The harlequin cabbage bug is a hemimetabolous insect. This means it undergoes incomplete metamorphosis in its development. It goes from egg to nymph to adult through gradual changes as opposed to having a pupa stage (think butterflies), which is called holometabolism, or complete metamorphosis. Grasshoppers and dragonflies are examples of other insects with hemimetabolism.
Harlequin cabbage bugs require anywhere from 50 to 80 days to complete one generation of their life cycle. In warmer climates this means plenty of time for some extra-amorous affairs. They overwinter as adults, ready for love in the spring. I had never seen this insect before. I am in awe of how the adults found my particular cabbage patch. How far did they travel? Was it serendipitous that two harlequin bugs met on my lovely cabbage? I did have lovely cabbage a few weeks ago. I rather think not, since I found many adults and, unwittingly left them to their romantic interludes a bit too long.

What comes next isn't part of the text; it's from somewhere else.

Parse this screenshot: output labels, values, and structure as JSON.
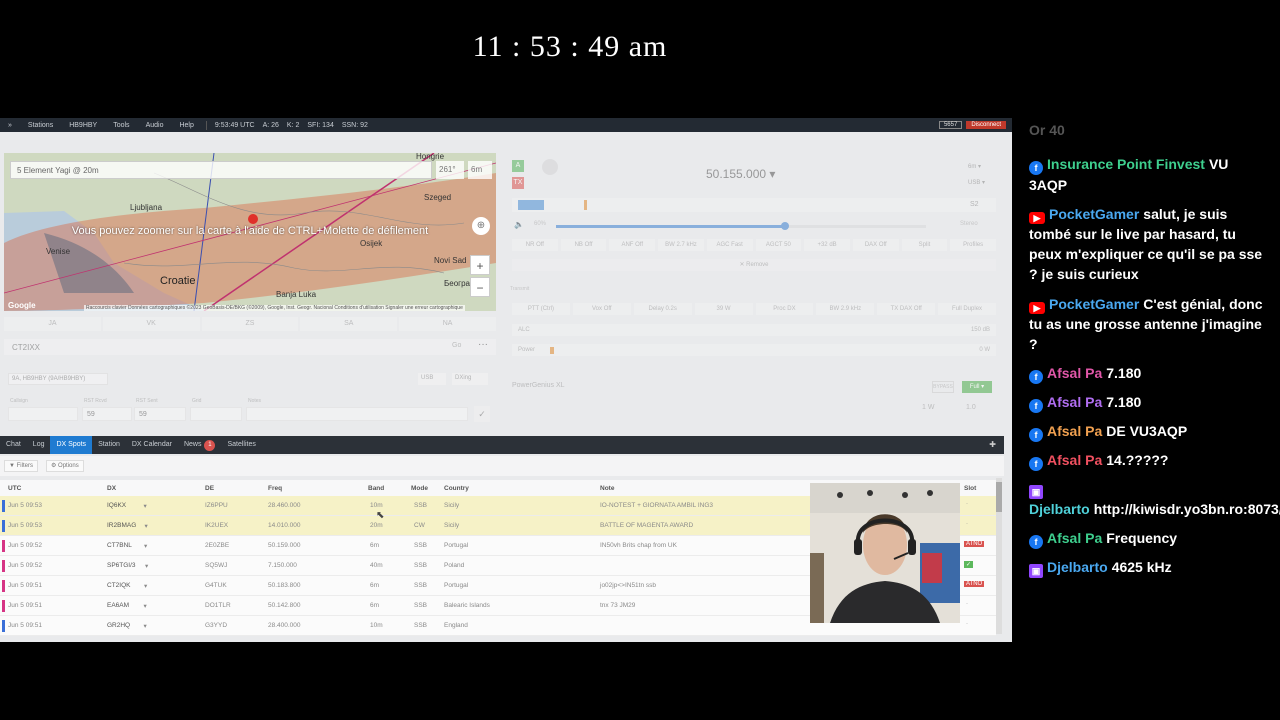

So what happened to my daily checking? Well, there is always much to do in a garden, and then we went away for four days. Then, of course, there is much to do when one returns. Today I got to that checking. It seems some cabbage will indeed be lost, unless I want to spend a lot of time removing caterpillar poop before making my sauerkraut. I also found more Harlequin adults and more eggs, this time with larva. This means the dangerous sucking behavior has barely begun. My poor plants. The good news is that my chickens like cabbage and broccoli leaves. Leaves with eggs or larvae are even better, like nuts on your sundae. And the best news is that not all of my cabbage and broccoli are affected. Yet.
Bold coloration in nature is often a sign that an organism is toxic. This adaptation then caused some species to evolve bold coloration even though they are not toxic – a tricky protective mechanism called mimicry. The cabbage harlequin bug is not toxic and can safely be fed to the chickens. Of course, non-toxic does not mean tasty, and when I presented the girls with a bowl full of cabbage butterfly larvae and a harlequin bug, all but the bug was devoured. They didn’t even attempt to taste it. Seems I was the only fool. No more cabbage romances for me.